Moderate amounts of alcohol (one glass a day for women, two for men) may reduce your risk of cardiovascular problems. However, drinking larger amounts does more harm than good.
Reducing risk factors may prevent the blockages from getting worse, and can make them less severe, which reduces angina pain.
References Return to top
Boden WE, O'rourke RA, Teo KK, et al. Optimal Medical Therapy with or without PCI for Stable Coronary Disease. N Engl J Med. 2007 Mar 26; [Epub ahead of print].
Fraker TD Jr, Fihn SD, Gibbons RJ, Abrams J, Chatterjee K, Daley J et al. 2007 chronic angina focused update of the ACC/AHA 2002 Guidelines for the management of patients with chronic stable angina: a report of the American College of Cardiology/American Heart Association Task Force on Practice Guidelines Writing Group to develop the focused update of the 2002 Guidelines for the management of patients with chronic stable angina. Circulation. 2007;116:2762-2772.

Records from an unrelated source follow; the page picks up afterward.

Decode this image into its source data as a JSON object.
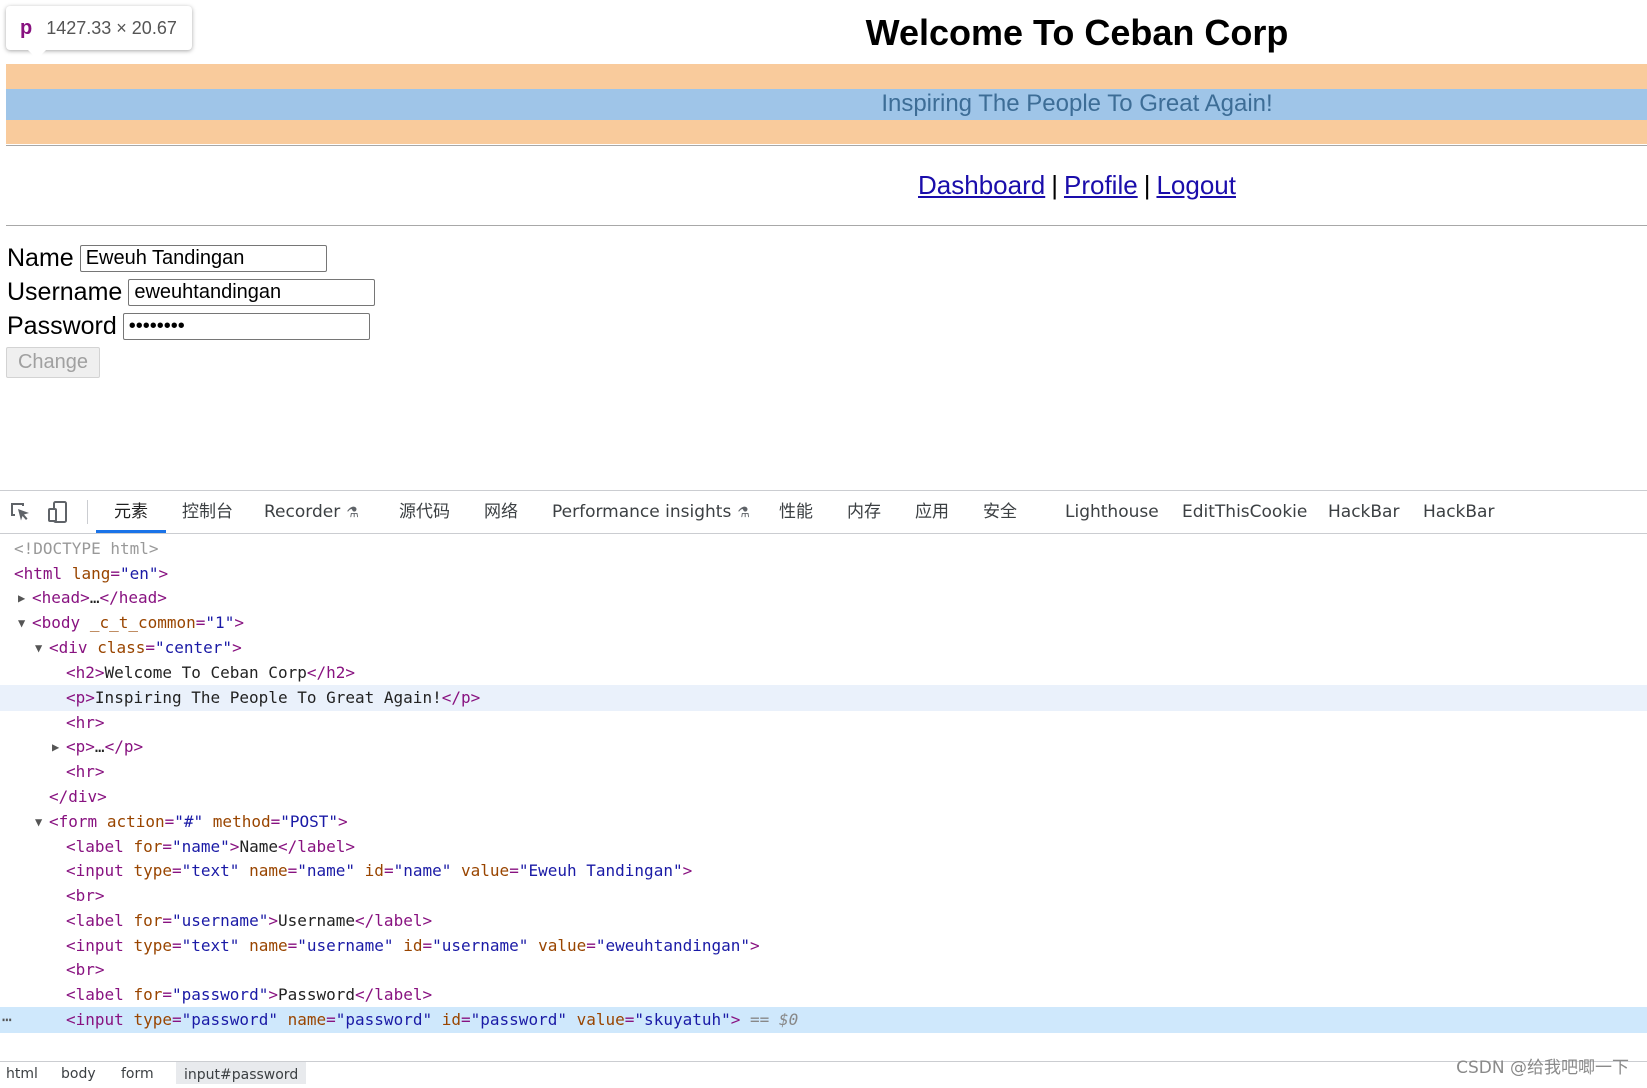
{
  "tooltip": {
    "tag": "p",
    "dims": "1427.33 × 20.67"
  },
  "header": {
    "title": "Welcome To Ceban Corp",
    "tagline": "Inspiring The People To Great Again!"
  },
  "nav": {
    "dashboard": "Dashboard",
    "profile": "Profile",
    "logout": "Logout",
    "separator": "|"
  },
  "form": {
    "name_label": "Name",
    "name_value": "Eweuh Tandingan",
    "username_label": "Username",
    "username_value": "eweuhtandingan",
    "password_label": "Password",
    "password_value": "skuyatuh",
    "change_button": "Change"
  },
  "devtools": {
    "tabs": [
      "元素",
      "控制台",
      "Recorder",
      "源代码",
      "网络",
      "Performance insights",
      "性能",
      "内存",
      "应用",
      "安全",
      "Lighthouse",
      "EditThisCookie",
      "HackBar",
      "HackBar"
    ],
    "active_tab": "元素",
    "breadcrumbs": [
      "html",
      "body",
      "form",
      "input#password"
    ],
    "dom": {
      "doctype": "<!DOCTYPE html>",
      "html": "html",
      "lang_attr": "lang",
      "lang_val": "\"en\"",
      "head": "head",
      "ellipsis": "…",
      "body": "body",
      "body_attr": "_c_t_common",
      "body_val": "\"1\"",
      "div": "div",
      "class_attr": "class",
      "class_val": "\"center\"",
      "h2": "h2",
      "h2_text": "Welcome To Ceban Corp",
      "p": "p",
      "p_text": "Inspiring The People To Great Again!",
      "hr": "hr",
      "form": "form",
      "action_attr": "action",
      "action_val": "\"#\"",
      "method_attr": "method",
      "method_val": "\"POST\"",
      "label": "label",
      "for_attr": "for",
      "input": "input",
      "type_attr": "type",
      "name_attr": "name",
      "id_attr": "id",
      "value_attr": "value",
      "br": "br",
      "name_str": "\"name\"",
      "text_str": "\"text\"",
      "name_text": "Name",
      "name_value_str": "\"Eweuh Tandingan\"",
      "username_str": "\"username\"",
      "username_text": "Username",
      "username_value_str": "\"eweuhtandingan\"",
      "password_str": "\"password\"",
      "password_text": "Password",
      "password_value_str": "\"skuyatuh\"",
      "eq_marker": "== ",
      "dollar": "$0"
    }
  },
  "watermark": "CSDN @给我吧唧一下"
}
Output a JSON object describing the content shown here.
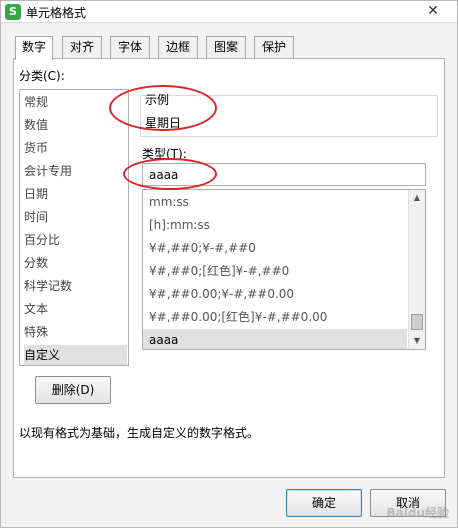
{
  "window": {
    "title": "单元格格式",
    "app_icon_text": "S",
    "close_symbol": "✕"
  },
  "tabs": [
    "数字",
    "对齐",
    "字体",
    "边框",
    "图案",
    "保护"
  ],
  "active_tab": "数字",
  "category": {
    "label": "分类(C):",
    "items": [
      "常规",
      "数值",
      "货币",
      "会计专用",
      "日期",
      "时间",
      "百分比",
      "分数",
      "科学记数",
      "文本",
      "特殊",
      "自定义"
    ],
    "selected": "自定义"
  },
  "sample": {
    "label": "示例",
    "value": "星期日"
  },
  "type": {
    "label": "类型(T):",
    "value": "aaaa",
    "formats": [
      "mm:ss",
      "[h]:mm:ss",
      "¥#,##0;¥-#,##0",
      "¥#,##0;[红色]¥-#,##0",
      "¥#,##0.00;¥-#,##0.00",
      "¥#,##0.00;[红色]¥-#,##0.00",
      "aaaa"
    ],
    "selected": "aaaa"
  },
  "delete_button": "删除(D)",
  "description": "以现有格式为基础，生成自定义的数字格式。",
  "ok_button": "确定",
  "cancel_button": "取消",
  "watermark": "Baidu经验",
  "colors": {
    "annotation": "#d8262a",
    "selection": "#e0e0e0",
    "app_icon": "#3aa44a"
  }
}
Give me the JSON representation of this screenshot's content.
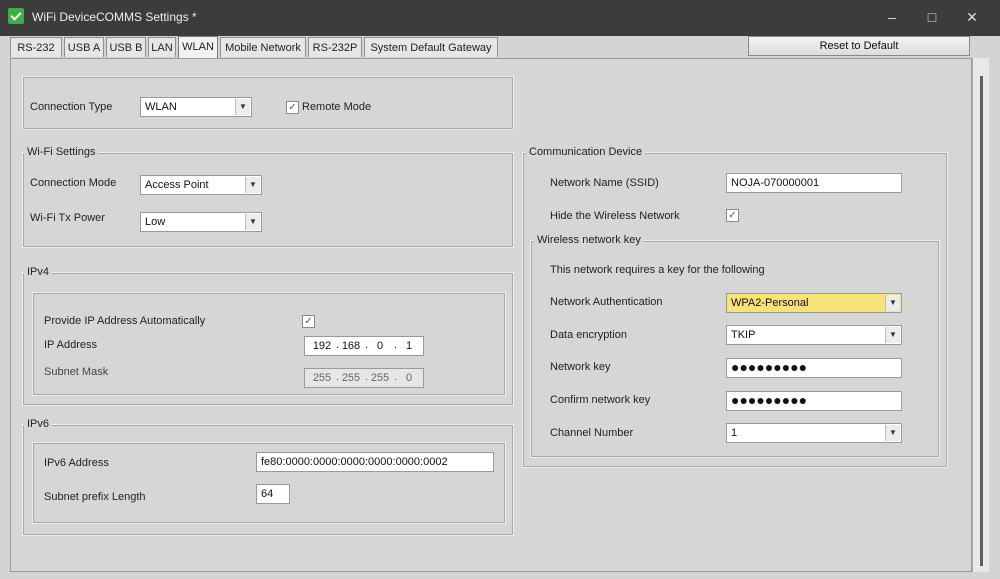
{
  "window": {
    "title": "WiFi DeviceCOMMS Settings *"
  },
  "titlebar_buttons": {
    "minimize": "–",
    "maximize": "□",
    "close": "✕"
  },
  "tabs": [
    {
      "label": "RS-232"
    },
    {
      "label": "USB A"
    },
    {
      "label": "USB B"
    },
    {
      "label": "LAN"
    },
    {
      "label": "WLAN"
    },
    {
      "label": "Mobile Network"
    },
    {
      "label": "RS-232P"
    },
    {
      "label": "System Default Gateway"
    }
  ],
  "active_tab": "WLAN",
  "reset_button": "Reset to Default",
  "connection": {
    "label": "Connection Type",
    "value": "WLAN",
    "remote_mode_label": "Remote Mode",
    "remote_mode_checked": true
  },
  "wifi_settings": {
    "title": "Wi-Fi Settings",
    "mode_label": "Connection Mode",
    "mode_value": "Access Point",
    "tx_label": "Wi-Fi Tx Power",
    "tx_value": "Low"
  },
  "ipv4": {
    "title": "IPv4",
    "auto_label": "Provide IP Address Automatically",
    "auto_checked": true,
    "ip_label": "IP Address",
    "ip": [
      "192",
      "168",
      "0",
      "1"
    ],
    "mask_label": "Subnet Mask",
    "mask": [
      "255",
      "255",
      "255",
      "0"
    ]
  },
  "ipv6": {
    "title": "IPv6",
    "addr_label": "IPv6 Address",
    "addr_value": "fe80:0000:0000:0000:0000:0000:0002",
    "prefix_label": "Subnet prefix Length",
    "prefix_value": "64"
  },
  "comm_device": {
    "title": "Communication Device",
    "ssid_label": "Network Name (SSID)",
    "ssid_value": "NOJA-070000001",
    "hide_label": "Hide the Wireless Network",
    "hide_checked": true,
    "key_group": {
      "title": "Wireless network key",
      "note": "This network requires a key for the following",
      "auth_label": "Network Authentication",
      "auth_value": "WPA2-Personal",
      "enc_label": "Data encryption",
      "enc_value": "TKIP",
      "key_label": "Network key",
      "key_value": "●●●●●●●●●",
      "confirm_label": "Confirm network key",
      "confirm_value": "●●●●●●●●●",
      "channel_label": "Channel Number",
      "channel_value": "1"
    }
  },
  "icons": {
    "app": "app-check-icon",
    "dropdown": "chevron-down-icon",
    "checkmark": "checkmark-icon"
  },
  "check_glyph": "✓",
  "arrow_glyph": "▼"
}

Bluemke DA, Achenbach S, Budoff M, Gerber TC, Gersh B, Hillis LD, et al. Noninvasive coronary artery imaging: magnetic resonance angiography and multidetector computed tomography angiography: a scientific statement from the American Heart Association Committee on Cardiovascular Imaging and Intervention of the Council on Cardiovascular Radiology and Intervention, and the Councils on Clinical Cardiology and Cardiovascular Disease in the Young. Circulation. 2008;118:586-606.
U.S. Preventive Services Task Force. Aspirin for the prevention of cardiovascular disease: U.S. Preventive Services Task Force recommendation statement. Ann Intern Med. 2009;150:396-404.
Weintraub WS, Spertus JA, Kolm P, Maron Dj, Zhang Z, Jurkovitz C, et al. Effect of PCI on quality of life in patients with stable coronary disease. N Engl J Med. 2008;359:677-687.Update Date: 4/23/2009 Updated by: Alan Berger, MD, Assistant Professor, Divisions of Cardiology and Epidemiology, University of Minnesota, Minneapolis, MN. Review provided by VeriMed Healthcare Network. Also reviewed by David Zieve, MD, MHA, Medical Director, A.D.A.M., Inc.